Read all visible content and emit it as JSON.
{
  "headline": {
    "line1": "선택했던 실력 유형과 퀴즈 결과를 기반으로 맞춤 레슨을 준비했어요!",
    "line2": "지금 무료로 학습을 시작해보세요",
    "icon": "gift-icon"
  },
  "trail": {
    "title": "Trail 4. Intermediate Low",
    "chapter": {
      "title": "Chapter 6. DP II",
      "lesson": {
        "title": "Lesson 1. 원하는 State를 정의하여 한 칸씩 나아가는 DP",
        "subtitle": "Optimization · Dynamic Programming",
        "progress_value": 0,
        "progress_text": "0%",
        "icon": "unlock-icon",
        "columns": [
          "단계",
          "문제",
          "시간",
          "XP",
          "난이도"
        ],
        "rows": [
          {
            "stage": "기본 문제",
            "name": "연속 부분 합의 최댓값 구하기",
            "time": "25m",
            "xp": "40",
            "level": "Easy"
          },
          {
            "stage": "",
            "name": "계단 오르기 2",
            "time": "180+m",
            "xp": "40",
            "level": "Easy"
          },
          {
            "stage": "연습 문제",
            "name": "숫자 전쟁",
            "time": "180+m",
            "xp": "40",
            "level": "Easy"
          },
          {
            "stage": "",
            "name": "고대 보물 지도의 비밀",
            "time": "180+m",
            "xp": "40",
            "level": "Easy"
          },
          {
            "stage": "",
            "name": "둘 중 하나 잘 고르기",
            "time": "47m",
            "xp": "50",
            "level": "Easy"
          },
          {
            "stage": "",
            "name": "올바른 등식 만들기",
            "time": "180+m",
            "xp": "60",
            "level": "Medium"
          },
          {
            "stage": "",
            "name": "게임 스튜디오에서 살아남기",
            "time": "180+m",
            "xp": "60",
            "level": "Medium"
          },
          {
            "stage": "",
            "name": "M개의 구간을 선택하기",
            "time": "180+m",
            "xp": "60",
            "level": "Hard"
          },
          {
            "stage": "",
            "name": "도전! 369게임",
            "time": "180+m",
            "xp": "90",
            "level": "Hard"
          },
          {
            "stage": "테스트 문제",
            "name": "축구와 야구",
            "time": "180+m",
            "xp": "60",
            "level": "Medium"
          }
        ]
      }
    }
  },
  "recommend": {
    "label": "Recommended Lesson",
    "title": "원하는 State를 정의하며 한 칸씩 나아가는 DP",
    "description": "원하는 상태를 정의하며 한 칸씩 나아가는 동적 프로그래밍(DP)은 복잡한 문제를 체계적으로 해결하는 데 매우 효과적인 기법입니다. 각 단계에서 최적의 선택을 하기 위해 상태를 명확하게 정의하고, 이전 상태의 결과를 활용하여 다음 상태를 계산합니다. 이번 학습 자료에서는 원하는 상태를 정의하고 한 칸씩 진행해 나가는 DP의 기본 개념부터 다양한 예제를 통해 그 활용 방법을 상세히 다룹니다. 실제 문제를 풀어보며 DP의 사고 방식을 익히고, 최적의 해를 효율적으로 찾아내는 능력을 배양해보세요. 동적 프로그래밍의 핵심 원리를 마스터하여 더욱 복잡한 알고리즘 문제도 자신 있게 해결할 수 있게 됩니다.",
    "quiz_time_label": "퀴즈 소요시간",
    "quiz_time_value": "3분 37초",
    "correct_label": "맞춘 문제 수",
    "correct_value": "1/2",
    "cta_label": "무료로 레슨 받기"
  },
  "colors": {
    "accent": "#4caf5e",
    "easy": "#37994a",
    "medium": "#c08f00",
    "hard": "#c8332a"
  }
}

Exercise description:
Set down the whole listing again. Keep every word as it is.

Task solution:
Read all visible content and emit it as JSON.
{
  "headline": {
    "line1": "선택했던 실력 유형과 퀴즈 결과를 기반으로 맞춤 레슨을 준비했어요!",
    "line2": "지금 무료로 학습을 시작해보세요",
    "icon": "gift-icon"
  },
  "trail": {
    "title": "Trail 4. Intermediate Low",
    "chapter": {
      "title": "Chapter 6. DP II",
      "lesson": {
        "title": "Lesson 1. 원하는 State를 정의하여 한 칸씩 나아가는 DP",
        "subtitle": "Optimization · Dynamic Programming",
        "progress_value": 0,
        "progress_text": "0%",
        "icon": "unlock-icon",
        "columns": [
          "단계",
          "문제",
          "시간",
          "XP",
          "난이도"
        ],
        "rows": [
          {
            "stage": "기본 문제",
            "name": "연속 부분 합의 최댓값 구하기",
            "time": "25m",
            "xp": "40",
            "level": "Easy"
          },
          {
            "stage": "",
            "name": "계단 오르기 2",
            "time": "180+m",
            "xp": "40",
            "level": "Easy"
          },
          {
            "stage": "연습 문제",
            "name": "숫자 전쟁",
            "time": "180+m",
            "xp": "40",
            "level": "Easy"
          },
          {
            "stage": "",
            "name": "고대 보물 지도의 비밀",
            "time": "180+m",
            "xp": "40",
            "level": "Easy"
          },
          {
            "stage": "",
            "name": "둘 중 하나 잘 고르기",
            "time": "47m",
            "xp": "50",
            "level": "Easy"
          },
          {
            "stage": "",
            "name": "올바른 등식 만들기",
            "time": "180+m",
            "xp": "60",
            "level": "Medium"
          },
          {
            "stage": "",
            "name": "게임 스튜디오에서 살아남기",
            "time": "180+m",
            "xp": "60",
            "level": "Medium"
          },
          {
            "stage": "",
            "name": "M개의 구간을 선택하기",
            "time": "180+m",
            "xp": "60",
            "level": "Hard"
          },
          {
            "stage": "",
            "name": "도전! 369게임",
            "time": "180+m",
            "xp": "90",
            "level": "Hard"
          },
          {
            "stage": "테스트 문제",
            "name": "축구와 야구",
            "time": "180+m",
            "xp": "60",
            "level": "Medium"
          }
        ]
      }
    }
  },
  "recommend": {
    "label": "Recommended Lesson",
    "title": "원하는 State를 정의하며 한 칸씩 나아가는 DP",
    "description": "원하는 상태를 정의하며 한 칸씩 나아가는 동적 프로그래밍(DP)은 복잡한 문제를 체계적으로 해결하는 데 매우 효과적인 기법입니다. 각 단계에서 최적의 선택을 하기 위해 상태를 명확하게 정의하고, 이전 상태의 결과를 활용하여 다음 상태를 계산합니다. 이번 학습 자료에서는 원하는 상태를 정의하고 한 칸씩 진행해 나가는 DP의 기본 개념부터 다양한 예제를 통해 그 활용 방법을 상세히 다룹니다. 실제 문제를 풀어보며 DP의 사고 방식을 익히고, 최적의 해를 효율적으로 찾아내는 능력을 배양해보세요. 동적 프로그래밍의 핵심 원리를 마스터하여 더욱 복잡한 알고리즘 문제도 자신 있게 해결할 수 있게 됩니다.",
    "quiz_time_label": "퀴즈 소요시간",
    "quiz_time_value": "3분 37초",
    "correct_label": "맞춘 문제 수",
    "correct_value": "1/2",
    "cta_label": "무료로 레슨 받기"
  },
  "colors": {
    "accent": "#4caf5e",
    "easy": "#37994a",
    "medium": "#c08f00",
    "hard": "#c8332a"
  }
}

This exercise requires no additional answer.